MPSA 2020: Conference in a Conference

Emotions in Politics

Panel 6: Fake news, faces and threats as sources of emotional responses to politics

Saturday, April 18th 4:45 – 6:15pm, Location TBA

The individual-level causal effects of a popular anti-“fake news” video 

Authors: Bor, Osmundsen & Petersen

Abstract: “Fake news” are widely acknowledged as an important challenge for Western democracies. Yet, surprisingly little effort has been devoted to designing and measuring the effect of various counter-strategies. Here, we address this void by running a pre-registered experiment analyzing the causal effects of the most viewed anti-“fake news” video on YouTube. The video – produced by – outlines strategies for spotting fake news and encourages responsible civil behavior online. We experimentally manipulate exposure to this video in a unique panel of Twitter users (N = ~2300) who completed background surveys with detailed psychological profiling and gave informed consent to link these data to their scraped Twitter feeds. We measure the causal effect of watching the video on performance in a “fake news” quiz immediately after exposure and on the sharing of links from verified “fake news” websites on Twitter in the months following the exposure. Finally, using text-as-data approaches, we measure the emotional tone of the participants’ political tweets and shared news content to examine whether exposure to the video promotes civility. 

Facing emotional politicians: Examining voters’ response to politicians’ emotional displays

Authors: Homan, Schumacher & Bakker

Brief overview: Physiological lab experiment examining the extent to which citizens mimic and are emotionally affected by the emotional expressions of politicians they support and oppose.

Abstract: What happens when politicians show emotions? According to emotional contagion theory, one might expect that people mimic politicians’ nonverbal expressions, leading to affect transfer from politician to voter. However, it is more likely that emotional mimicry is conditional upon people’s priors, raising the following questions: do we only mimic the politicians we support? Or can we be tempted by the enemy’s smile? In this study, we theorize and test (1) the extent to which politicians’ emotional displays transfer to voters, (2) how party identification moderates emotional contagion, (3) and which emotions are most contagious. We conduct a pre-registered experiment (N=150) in the fall of 2019, where participants are shown manipulated (deep-fake) video’s with facial expressions of politicians. We measure both cognitive-emotional (self-reports) and physiological emotional responses (facial electromyography, skin conductance). The study provides insights in how voters are emotionally affected by politicians’ emotional displays, and contributes to the polarization literature by examining whether and when voters can be emphatic to their opponents emotions.

Keywords: emotional expressions, facial mimicry, party identification, physiological measurement

Facing Farage: Using the Componential Processing Model (CPM) of emotion to understand U.K. and U.S. citizen appraisal of immigration arguments

Authors: Stewart, Senior 

Abstract: Basic Emotion Theory (BET), by asserting that happiness, anger, disgust, fear, and sadness have prototypical facial expressions and physiological signatures, is being reconsidered due to these emotions rarely being observed or interpreted as theorized.
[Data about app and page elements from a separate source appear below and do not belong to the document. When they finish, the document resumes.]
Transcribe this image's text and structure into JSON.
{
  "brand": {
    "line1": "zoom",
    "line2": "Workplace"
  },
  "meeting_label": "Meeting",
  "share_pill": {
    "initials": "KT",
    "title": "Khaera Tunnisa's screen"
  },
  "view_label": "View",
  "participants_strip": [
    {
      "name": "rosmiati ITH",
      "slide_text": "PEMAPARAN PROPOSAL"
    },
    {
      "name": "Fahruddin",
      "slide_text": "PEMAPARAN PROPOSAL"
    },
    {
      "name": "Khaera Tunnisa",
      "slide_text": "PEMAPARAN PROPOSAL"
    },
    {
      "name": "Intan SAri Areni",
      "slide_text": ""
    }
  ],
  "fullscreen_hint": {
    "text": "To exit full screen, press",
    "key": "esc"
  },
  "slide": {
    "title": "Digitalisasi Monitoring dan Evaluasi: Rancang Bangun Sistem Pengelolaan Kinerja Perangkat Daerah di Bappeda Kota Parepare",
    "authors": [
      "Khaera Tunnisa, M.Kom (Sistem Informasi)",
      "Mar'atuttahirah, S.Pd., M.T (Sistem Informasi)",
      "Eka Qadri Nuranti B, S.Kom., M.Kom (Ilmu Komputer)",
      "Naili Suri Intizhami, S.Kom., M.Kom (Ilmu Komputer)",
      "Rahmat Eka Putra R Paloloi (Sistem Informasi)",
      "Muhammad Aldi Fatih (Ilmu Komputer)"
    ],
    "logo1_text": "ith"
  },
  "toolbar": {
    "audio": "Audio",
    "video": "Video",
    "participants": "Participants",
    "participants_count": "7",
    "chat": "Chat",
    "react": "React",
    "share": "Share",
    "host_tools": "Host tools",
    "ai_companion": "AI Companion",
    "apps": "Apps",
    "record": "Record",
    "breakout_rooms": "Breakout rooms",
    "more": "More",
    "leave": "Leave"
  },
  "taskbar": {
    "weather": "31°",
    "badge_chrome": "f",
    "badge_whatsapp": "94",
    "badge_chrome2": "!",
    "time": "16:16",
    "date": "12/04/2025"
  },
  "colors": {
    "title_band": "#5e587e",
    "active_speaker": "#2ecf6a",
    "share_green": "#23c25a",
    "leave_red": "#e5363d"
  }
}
The Componential Processing Model (CPM) of emotion improves upon the BET by considering how individuals appraise relevant information using a multi-stage pre-conscious and conscious process, including contextual factors. Information regarding relevance, implications, coping, and norms is processed in an ongoing basis so that patterns of differences ought to exist based upon stimuli and the population. We consider CPM’s applicability to politics using a 1:20s long attack on UK immigration policies by Brexit proponent Nigel Farage as stimulus. We first evaluate Farage’s facial behavior through the Facial Action Coding System using both FaceReader7 and manual coding. We then test CPM predictions using a cross-cultural on-line study of ~600 U.S. and U.K. undergraduates in a 2 (political context = U.S. vs. UK) X 5 (Observable Audience Response = control, applause, laughter, booing, laughter & booing) experiment that evaluates their effect on nine variables measuring CPM appraisal.

Brief overview: We carry out a cross-cultural study to consider how individuals appraise arguments regarding UK immigration based upon the influence of nonverbal behavior of the speaker and audience response using the Componential Processing Model (CPM) of emotion.

A Picture (Maybe) Tells a Thousand Words: The Role of Visual Imagery in Attention to Environmental Threats

Author: Gruszczynski

Abstract: While classical treatments of agenda-setting of the link between press and public are well-established, less is known about the impact of visual imagery on public attention. In this research, I conduct a large-scale analysis of visual and text emotionality of news stories about environmental threats. Using a combination of machine learning and human coding, this research seeks to demonstrate how both perceiving and projecting emotion onto visual imagery serve to influence attention to environmental issues, including climate change. In doing so, this research seeks to not only further our understanding of the importance of visual communication to agenda-setting, but also provides a methodological roadmap to more readily analyze the visual-heavy communication processes so prevalent in the 21st Century